╭──
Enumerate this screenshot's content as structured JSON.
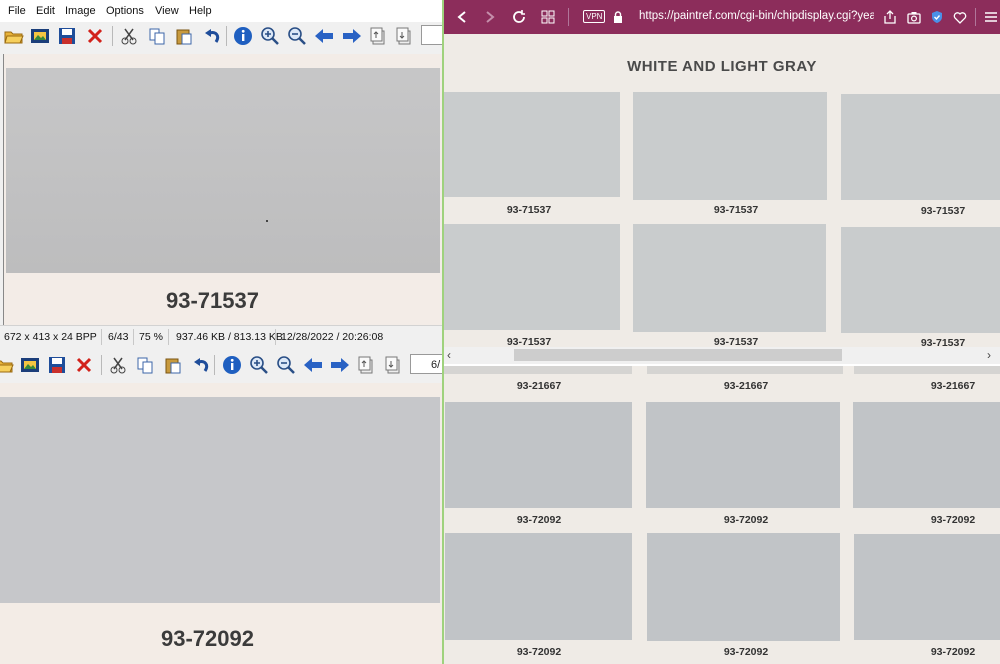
{
  "viewer": {
    "menu": [
      "File",
      "Edit",
      "Image",
      "Options",
      "View",
      "Help"
    ],
    "toolbar_icons": [
      "open-folder-icon",
      "slideshow-icon",
      "save-icon",
      "delete-icon",
      "cut-icon",
      "copy-icon",
      "paste-icon",
      "undo-icon",
      "info-icon",
      "zoom-in-icon",
      "zoom-out-icon",
      "prev-arrow-icon",
      "next-arrow-icon",
      "first-page-icon",
      "last-page-icon"
    ],
    "top_chip_number": "93-71537",
    "bottom_chip_number": "93-72092",
    "bottom_page_field": "6/",
    "status": {
      "dimensions": "672 x 413 x 24 BPP",
      "index": "6/43",
      "zoom": "75 %",
      "size": "937.46 KB / 813.13 KB",
      "datetime": "12/28/2022 / 20:26:08"
    }
  },
  "browser": {
    "url": "https://paintref.com/cgi-bin/chipdisplay.cgi?yea",
    "vpn_label": "VPN",
    "page_title": "WHITE AND LIGHT GRAY",
    "row1_labels": [
      "93-71537",
      "93-71537",
      "93-71537"
    ],
    "row2_labels": [
      "93-71537",
      "93-71537",
      "93-71537"
    ]
  },
  "browser_lower": {
    "row0_labels": [
      "93-21667",
      "93-21667",
      "93-21667"
    ],
    "row1_labels": [
      "93-72092",
      "93-72092",
      "93-72092"
    ],
    "row2_labels": [
      "93-72092",
      "93-72092",
      "93-72092"
    ]
  },
  "colors": {
    "browser_nav": "#8c2d5b",
    "chip_light_gray": "#c9cccd",
    "chip_72092": "#c1c4c7",
    "viewer_chip_top": "#c3c3c4",
    "viewer_chip_bottom": "#c6c7ca",
    "divider_green": "#9fd27d"
  }
}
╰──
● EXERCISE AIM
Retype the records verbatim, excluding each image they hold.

● EXERCISE ANSWER
Enumerate this screenshot's content as structured JSON.
{
  "viewer": {
    "menu": [
      "File",
      "Edit",
      "Image",
      "Options",
      "View",
      "Help"
    ],
    "toolbar_icons": [
      "open-folder-icon",
      "slideshow-icon",
      "save-icon",
      "delete-icon",
      "cut-icon",
      "copy-icon",
      "paste-icon",
      "undo-icon",
      "info-icon",
      "zoom-in-icon",
      "zoom-out-icon",
      "prev-arrow-icon",
      "next-arrow-icon",
      "first-page-icon",
      "last-page-icon"
    ],
    "top_chip_number": "93-71537",
    "bottom_chip_number": "93-72092",
    "bottom_page_field": "6/",
    "status": {
      "dimensions": "672 x 413 x 24 BPP",
      "index": "6/43",
      "zoom": "75 %",
      "size": "937.46 KB / 813.13 KB",
      "datetime": "12/28/2022 / 20:26:08"
    }
  },
  "browser": {
    "url": "https://paintref.com/cgi-bin/chipdisplay.cgi?yea",
    "vpn_label": "VPN",
    "page_title": "WHITE AND LIGHT GRAY",
    "row1_labels": [
      "93-71537",
      "93-71537",
      "93-71537"
    ],
    "row2_labels": [
      "93-71537",
      "93-71537",
      "93-71537"
    ]
  },
  "browser_lower": {
    "row0_labels": [
      "93-21667",
      "93-21667",
      "93-21667"
    ],
    "row1_labels": [
      "93-72092",
      "93-72092",
      "93-72092"
    ],
    "row2_labels": [
      "93-72092",
      "93-72092",
      "93-72092"
    ]
  },
  "colors": {
    "browser_nav": "#8c2d5b",
    "chip_light_gray": "#c9cccd",
    "chip_72092": "#c1c4c7",
    "viewer_chip_top": "#c3c3c4",
    "viewer_chip_bottom": "#c6c7ca",
    "divider_green": "#9fd27d"
  }
}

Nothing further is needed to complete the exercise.